* WORK ORDER *
Where the word "name" occurs in a line of the data, return the whole line.

* Records excerpted from a collection *
* * *

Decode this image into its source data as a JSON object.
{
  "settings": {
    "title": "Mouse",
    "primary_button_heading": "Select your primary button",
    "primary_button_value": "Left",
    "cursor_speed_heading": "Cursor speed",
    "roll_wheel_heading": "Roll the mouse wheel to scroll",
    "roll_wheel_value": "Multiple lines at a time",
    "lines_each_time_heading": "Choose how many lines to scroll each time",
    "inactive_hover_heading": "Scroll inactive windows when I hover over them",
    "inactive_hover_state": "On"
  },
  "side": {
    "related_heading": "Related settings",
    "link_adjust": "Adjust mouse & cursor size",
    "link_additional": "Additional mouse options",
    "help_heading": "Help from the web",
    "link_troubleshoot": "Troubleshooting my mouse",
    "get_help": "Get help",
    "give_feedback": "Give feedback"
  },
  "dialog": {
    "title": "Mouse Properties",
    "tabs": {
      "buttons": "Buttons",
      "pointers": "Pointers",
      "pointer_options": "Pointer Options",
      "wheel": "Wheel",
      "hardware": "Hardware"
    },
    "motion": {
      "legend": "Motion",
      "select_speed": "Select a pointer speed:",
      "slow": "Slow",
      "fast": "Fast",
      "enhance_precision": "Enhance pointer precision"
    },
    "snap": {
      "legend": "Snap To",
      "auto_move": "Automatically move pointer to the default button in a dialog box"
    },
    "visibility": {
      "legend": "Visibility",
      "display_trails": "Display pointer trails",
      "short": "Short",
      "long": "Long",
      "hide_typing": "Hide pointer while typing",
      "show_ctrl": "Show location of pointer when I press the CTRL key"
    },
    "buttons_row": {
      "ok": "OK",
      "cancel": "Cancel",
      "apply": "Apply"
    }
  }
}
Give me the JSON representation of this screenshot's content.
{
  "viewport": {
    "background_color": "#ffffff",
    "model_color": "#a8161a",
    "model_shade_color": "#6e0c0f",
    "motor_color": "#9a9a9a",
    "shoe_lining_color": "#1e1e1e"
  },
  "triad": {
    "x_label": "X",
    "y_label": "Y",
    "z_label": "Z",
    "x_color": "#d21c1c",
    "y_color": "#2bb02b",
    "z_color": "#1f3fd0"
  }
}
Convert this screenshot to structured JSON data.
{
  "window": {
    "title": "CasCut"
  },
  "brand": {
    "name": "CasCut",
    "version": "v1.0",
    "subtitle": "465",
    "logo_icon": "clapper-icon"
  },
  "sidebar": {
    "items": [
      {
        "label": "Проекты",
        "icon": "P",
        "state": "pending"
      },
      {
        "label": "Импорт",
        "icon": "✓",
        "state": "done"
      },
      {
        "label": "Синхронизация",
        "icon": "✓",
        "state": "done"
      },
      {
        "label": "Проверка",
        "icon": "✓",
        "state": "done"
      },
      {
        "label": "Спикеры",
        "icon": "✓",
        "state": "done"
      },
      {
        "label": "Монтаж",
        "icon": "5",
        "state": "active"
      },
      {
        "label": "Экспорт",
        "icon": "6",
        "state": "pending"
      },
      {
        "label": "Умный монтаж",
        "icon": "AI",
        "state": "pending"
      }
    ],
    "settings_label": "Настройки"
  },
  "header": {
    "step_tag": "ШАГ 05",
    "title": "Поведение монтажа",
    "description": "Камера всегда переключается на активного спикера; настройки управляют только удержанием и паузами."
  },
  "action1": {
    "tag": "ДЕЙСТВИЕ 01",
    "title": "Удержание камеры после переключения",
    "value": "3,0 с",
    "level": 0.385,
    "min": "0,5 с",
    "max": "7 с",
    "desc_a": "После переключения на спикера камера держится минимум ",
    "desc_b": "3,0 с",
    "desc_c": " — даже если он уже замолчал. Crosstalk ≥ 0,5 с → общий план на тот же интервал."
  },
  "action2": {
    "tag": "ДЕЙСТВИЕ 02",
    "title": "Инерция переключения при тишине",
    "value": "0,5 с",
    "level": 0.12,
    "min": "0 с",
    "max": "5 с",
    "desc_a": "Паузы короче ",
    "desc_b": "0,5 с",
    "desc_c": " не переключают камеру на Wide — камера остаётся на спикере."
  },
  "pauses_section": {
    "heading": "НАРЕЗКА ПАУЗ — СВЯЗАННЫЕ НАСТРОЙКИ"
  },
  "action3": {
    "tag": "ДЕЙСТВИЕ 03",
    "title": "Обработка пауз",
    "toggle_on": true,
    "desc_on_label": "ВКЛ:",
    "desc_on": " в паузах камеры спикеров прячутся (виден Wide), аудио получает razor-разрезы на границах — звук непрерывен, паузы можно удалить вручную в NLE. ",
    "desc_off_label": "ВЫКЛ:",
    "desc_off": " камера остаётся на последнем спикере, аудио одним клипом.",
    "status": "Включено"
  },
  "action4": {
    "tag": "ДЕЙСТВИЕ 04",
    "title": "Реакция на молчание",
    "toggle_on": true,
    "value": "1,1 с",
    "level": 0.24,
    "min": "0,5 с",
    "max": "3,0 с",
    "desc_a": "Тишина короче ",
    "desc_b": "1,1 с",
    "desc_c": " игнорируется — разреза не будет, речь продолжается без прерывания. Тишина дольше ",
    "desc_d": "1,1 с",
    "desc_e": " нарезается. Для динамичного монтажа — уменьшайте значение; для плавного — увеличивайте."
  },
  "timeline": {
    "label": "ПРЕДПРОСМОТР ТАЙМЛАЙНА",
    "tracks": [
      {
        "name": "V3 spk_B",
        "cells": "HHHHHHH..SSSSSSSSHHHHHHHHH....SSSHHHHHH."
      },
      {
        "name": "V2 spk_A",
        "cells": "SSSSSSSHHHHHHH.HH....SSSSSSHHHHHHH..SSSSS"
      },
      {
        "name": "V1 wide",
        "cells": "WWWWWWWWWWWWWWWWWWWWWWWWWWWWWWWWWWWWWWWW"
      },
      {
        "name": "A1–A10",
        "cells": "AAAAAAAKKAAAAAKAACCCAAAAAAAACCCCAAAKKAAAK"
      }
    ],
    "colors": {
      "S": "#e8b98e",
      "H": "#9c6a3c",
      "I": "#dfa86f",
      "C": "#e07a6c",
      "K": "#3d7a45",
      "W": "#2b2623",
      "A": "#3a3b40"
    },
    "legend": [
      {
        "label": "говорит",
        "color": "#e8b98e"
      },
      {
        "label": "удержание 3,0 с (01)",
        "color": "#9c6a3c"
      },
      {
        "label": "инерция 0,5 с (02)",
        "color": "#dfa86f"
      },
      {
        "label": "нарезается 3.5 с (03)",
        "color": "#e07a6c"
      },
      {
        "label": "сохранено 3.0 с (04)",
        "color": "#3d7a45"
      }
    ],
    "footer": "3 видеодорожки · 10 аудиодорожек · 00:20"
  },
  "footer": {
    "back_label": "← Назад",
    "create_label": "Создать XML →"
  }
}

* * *

* SOLUTION TO THIS EXERCISE *
    "name": "CasCut",
        "name": "V3 spk_B",
        "name": "V2 spk_A",
        "name": "V1 wide",
        "name": "A1–A10",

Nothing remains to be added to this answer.